On the revenue side, while Mr. Trump has scaled back his original tax cutting plan, his new plan would still cost between $7 billion and $9 billion in lost revenue over the next decade. Most of this lost revenue would come from lower rates on individuals – just three brackets at 12%, 25% and 33%. (Last September, Mr. Trump proposed a top tax rate of 25%, down from 39.6%; this proposal has been removed from his website.)
The Republican nominee also proposed a maximum tax on business of 15%, down from 35% at present. He said that this rate would apply to Limited Liability Companies (LLC’s) and partnerships, raising the prospect that self-employed Americans could pay 15% while those receiving wage income would pay 33%. Lastly, he said he would eliminate the estate tax, even though it now applies only to estates of more than $10.9 million per couple and affects only the wealthiest 0.2 percent of Americans — roughly 2 out of every 1,000 people who die.
In contrast, Mrs. Clinton has proposed raising $1.2 trillion over the next 10 years, principally by raising taxes on the wealthy, including a 4% surtax on individuals making more than $5 million.
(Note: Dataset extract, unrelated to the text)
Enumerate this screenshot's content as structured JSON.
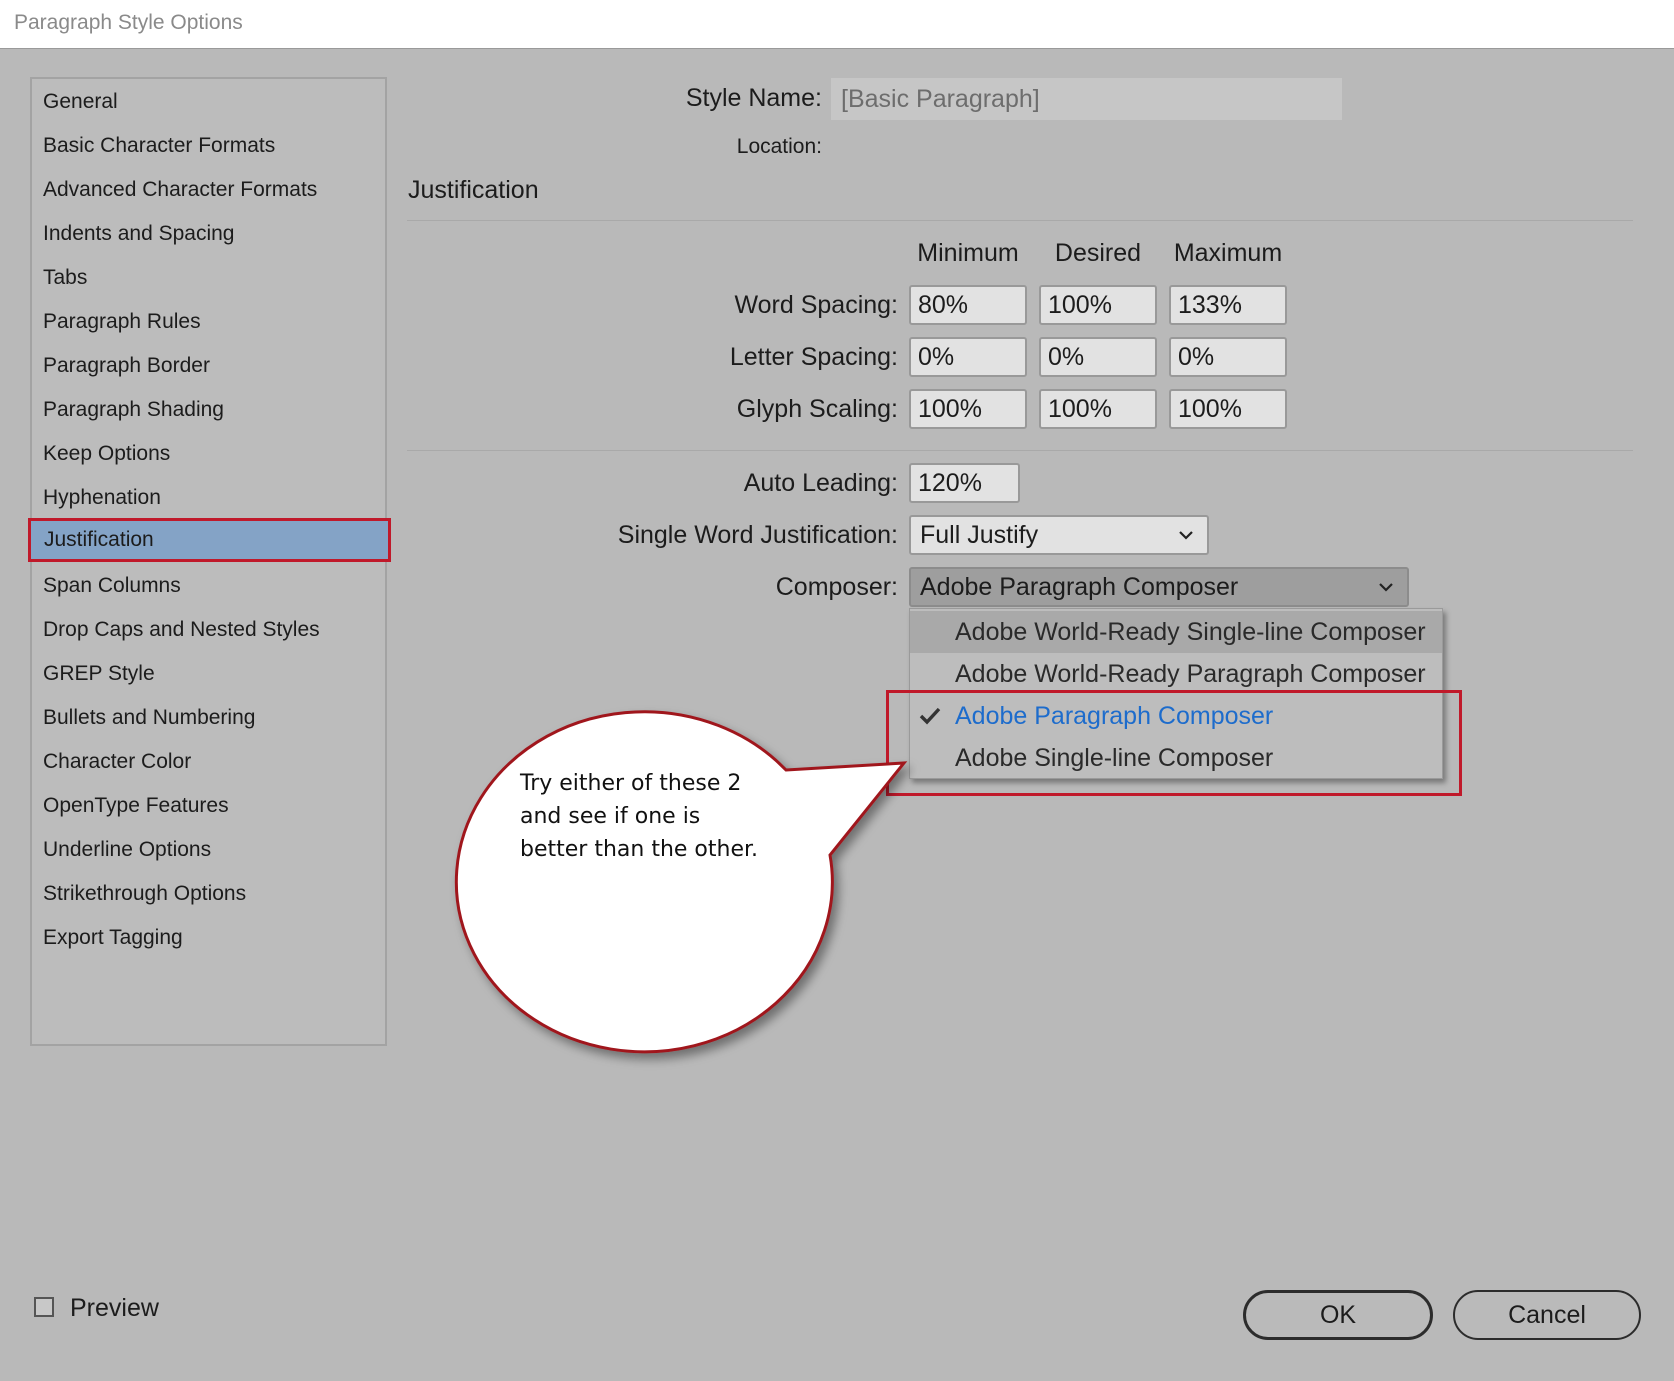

She also supports the “Buffett Rule” that is designed to ensure that millionaires don’t enjoy lower tax rates than middle-class Americans.
Mr. Trump has been largely silent about his plans on the spending side. However, he has said that he wants to spend more on veterans (an estimated $500 billion over the next decade) and the additional deficits resulting from his lower tax rates would lead to hundreds of billions of dollars of extra interest payments. He also emphasized in his speech on Monday that he wanted to improve America’s infrastructure but has yet to detail any plans for how that would be accomplished.
Mrs. Clinton has also emphasized improving our infrastructure and has included $300 billion in her budget plans for this purpose. She would also like to increase spending on many discretionary, non-defense programs that have been cut in recent years, including college education. And her plan provides $300 billion for paid family leave and nearly $500 billion for a variety of other initiatives.
Not surprisingly, the impact of Mr. Trump’s plans on the deficit would be dramatic – an estimated $7.5 trillion to $10 trillion of additional shortfalls over the coming decade. This is particularly surprising coming from a candidate who has railed with regularity about America’s “$19 trillion of debt.”
Mrs. Clinton says that her new spending is fully paid for by her tax increases on the wealthy, a contention that has been supported by independent analysts.